» **Your task**:
Find the string "color" in the data, then copy every line where it is found.

Records drawn from a dataset
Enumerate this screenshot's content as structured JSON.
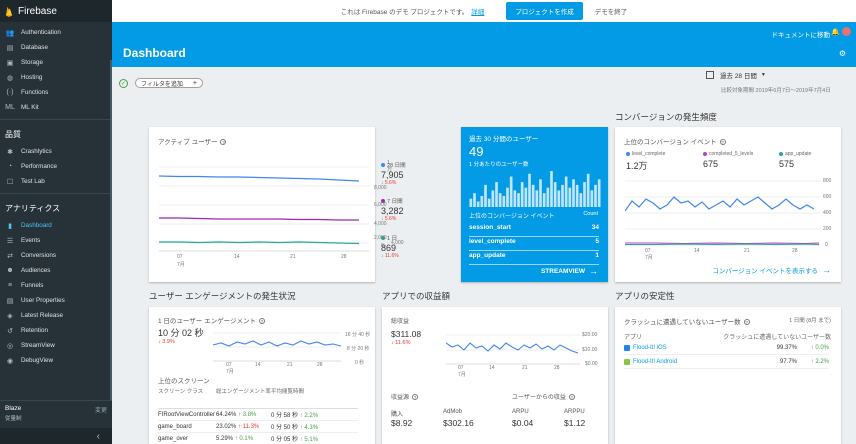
{
  "topbar": {
    "notice": "これは Firebase のデモ プロジェクトです。",
    "details_link": "詳細",
    "create_button": "プロジェクトを作成",
    "exit_demo": "デモを終了"
  },
  "sidebar": {
    "brand": "Firebase",
    "develop_items": [
      {
        "label": "Authentication",
        "icon": "people-icon"
      },
      {
        "label": "Database",
        "icon": "database-icon"
      },
      {
        "label": "Storage",
        "icon": "storage-icon"
      },
      {
        "label": "Hosting",
        "icon": "globe-icon"
      },
      {
        "label": "Functions",
        "icon": "functions-icon"
      },
      {
        "label": "ML Kit",
        "icon": "ml-kit-icon"
      }
    ],
    "quality_title": "品質",
    "quality_items": [
      {
        "label": "Crashlytics",
        "icon": "crashlytics-icon"
      },
      {
        "label": "Performance",
        "icon": "performance-icon"
      },
      {
        "label": "Test Lab",
        "icon": "test-lab-icon"
      }
    ],
    "analytics_title": "アナリティクス",
    "analytics_items": [
      {
        "label": "Dashboard",
        "icon": "bar-chart-icon"
      },
      {
        "label": "Events",
        "icon": "events-icon"
      },
      {
        "label": "Conversions",
        "icon": "conversions-icon"
      },
      {
        "label": "Audiences",
        "icon": "audiences-icon"
      },
      {
        "label": "Funnels",
        "icon": "funnels-icon"
      },
      {
        "label": "User Properties",
        "icon": "user-properties-icon"
      },
      {
        "label": "Latest Release",
        "icon": "latest-release-icon"
      },
      {
        "label": "Retention",
        "icon": "retention-icon"
      },
      {
        "label": "StreamView",
        "icon": "streamview-icon"
      },
      {
        "label": "DebugView",
        "icon": "debugview-icon"
      }
    ],
    "plan_name": "Blaze",
    "plan_sub": "従量制",
    "plan_change": "変更",
    "collapse": "‹"
  },
  "header": {
    "title": "Dashboard",
    "docs_link": "ドキュメントに移動"
  },
  "filter": {
    "chip_label": "フィルタを追加",
    "date_range": "過去 28 日間",
    "compare_period": "比較対象期間 2019年6月7日～2019年7月4日"
  },
  "sections": {
    "conversions_title": "コンバージョンの発生頻度",
    "engagement_title": "ユーザー エンゲージメントの発生状況",
    "revenue_title": "アプリでの収益額",
    "stability_title": "アプリの安定性"
  },
  "active_users": {
    "title": "アクティブ ユーザー",
    "legend": [
      {
        "label": "28 日間",
        "value": "7,905",
        "change": "↓ 5.6%",
        "color": "#4285f4"
      },
      {
        "label": "7 日間",
        "value": "3,282",
        "change": "↓ 5.6%",
        "color": "#9c27b0"
      },
      {
        "label": "1 日",
        "value": "869",
        "change": "↓ 11.6%",
        "color": "#26a69a"
      }
    ],
    "y_ticks": [
      "1万",
      "8,000",
      "6,000",
      "4,000",
      "2,000",
      "0"
    ],
    "x_ticks": [
      "07",
      "14",
      "21",
      "28"
    ],
    "x_month": "7月"
  },
  "realtime": {
    "title": "過去 30 分間のユーザー",
    "value": "49",
    "subtitle": "1 分あたりのユーザー数",
    "conv_header": "上位のコンバージョン イベント",
    "count_header": "Count",
    "rows": [
      {
        "name": "session_start",
        "count": "34"
      },
      {
        "name": "level_complete",
        "count": "5"
      },
      {
        "name": "app_update",
        "count": "1"
      }
    ],
    "streamview": "STREAMVIEW",
    "bars": [
      3,
      5,
      2,
      4,
      8,
      3,
      6,
      9,
      5,
      4,
      7,
      11,
      6,
      5,
      9,
      7,
      12,
      8,
      6,
      10,
      5,
      7,
      13,
      9,
      6,
      8,
      11,
      7,
      10,
      8,
      5,
      9,
      12,
      6,
      8,
      10
    ]
  },
  "conversions": {
    "title": "上位のコンバージョン イベント",
    "legend": [
      {
        "label": "level_complete",
        "value": "1.2万",
        "color": "#4285f4"
      },
      {
        "label": "completed_5_levels",
        "value": "675",
        "color": "#ab47bc"
      },
      {
        "label": "app_update",
        "value": "575",
        "color": "#26a69a"
      }
    ],
    "y_ticks": [
      "800",
      "600",
      "400",
      "200",
      "0"
    ],
    "x_ticks": [
      "07",
      "14",
      "21",
      "28"
    ],
    "x_month": "7月",
    "link": "コンバージョン イベントを表示する"
  },
  "engagement": {
    "title": "1 日のユーザー エンゲージメント",
    "value": "10 分 02 秒",
    "change": "↓ 3.9%",
    "y_ticks": [
      "16 分 40 秒",
      "8 分 20 秒",
      "0 秒"
    ],
    "x_ticks": [
      "07",
      "14",
      "21",
      "28"
    ],
    "x_month": "7月",
    "screens_title": "上位のスクリーン",
    "headers": [
      "スクリーン クラス",
      "総エンゲージメント率",
      "平均閲覧時間"
    ],
    "rows": [
      {
        "name": "FIRootViewController",
        "pct": "64.24%",
        "pct_chg": "↑ 3.8%",
        "time": "0 分 58 秒",
        "time_chg": "↑ 2.2%"
      },
      {
        "name": "game_board",
        "pct": "23.02%",
        "pct_chg": "↑ 11.3%",
        "time": "0 分 50 秒",
        "time_chg": "↑ 4.3%"
      },
      {
        "name": "game_over",
        "pct": "5.29%",
        "pct_chg": "↑ 0.1%",
        "time": "0 分 05 秒",
        "time_chg": "↑ 5.1%"
      }
    ]
  },
  "revenue": {
    "total_label": "総収益",
    "total_value": "$311.08",
    "total_change": "↓ 11.6%",
    "y_ticks": [
      "$20.00",
      "$10.00",
      "$0.00"
    ],
    "x_ticks": [
      "07",
      "14",
      "21",
      "28"
    ],
    "x_month": "7月",
    "breakdown_label": "収益源",
    "user_label": "ユーザーからの収益",
    "purchase_label": "購入",
    "purchase_value": "$8.92",
    "admob_label": "AdMob",
    "admob_value": "$302.16",
    "arpu_label": "ARPU",
    "arpu_value": "$0.04",
    "arppu_label": "ARPPU",
    "arppu_value": "$1.12"
  },
  "stability": {
    "title": "クラッシュに遭遇していないユーザー数",
    "period": "1 日間 (8月 まで)",
    "col_app": "アプリ",
    "col_rate": "クラッシュに遭遇していないユーザー数",
    "rows": [
      {
        "name": "Flood-It! iOS",
        "pct": "99.37%",
        "chg": "↑ 0.0%",
        "color": "#1e88e5"
      },
      {
        "name": "Flood-It! Android",
        "pct": "97.7%",
        "chg": "↑ 2.2%",
        "color": "#8bc34a"
      }
    ]
  }
}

» **Answer below**:
        "color": "#4285f4"
        "color": "#9c27b0"
        "color": "#26a69a"
        "color": "#4285f4"
        "color": "#ab47bc"
        "color": "#26a69a"
        "color": "#1e88e5"
        "color": "#8bc34a"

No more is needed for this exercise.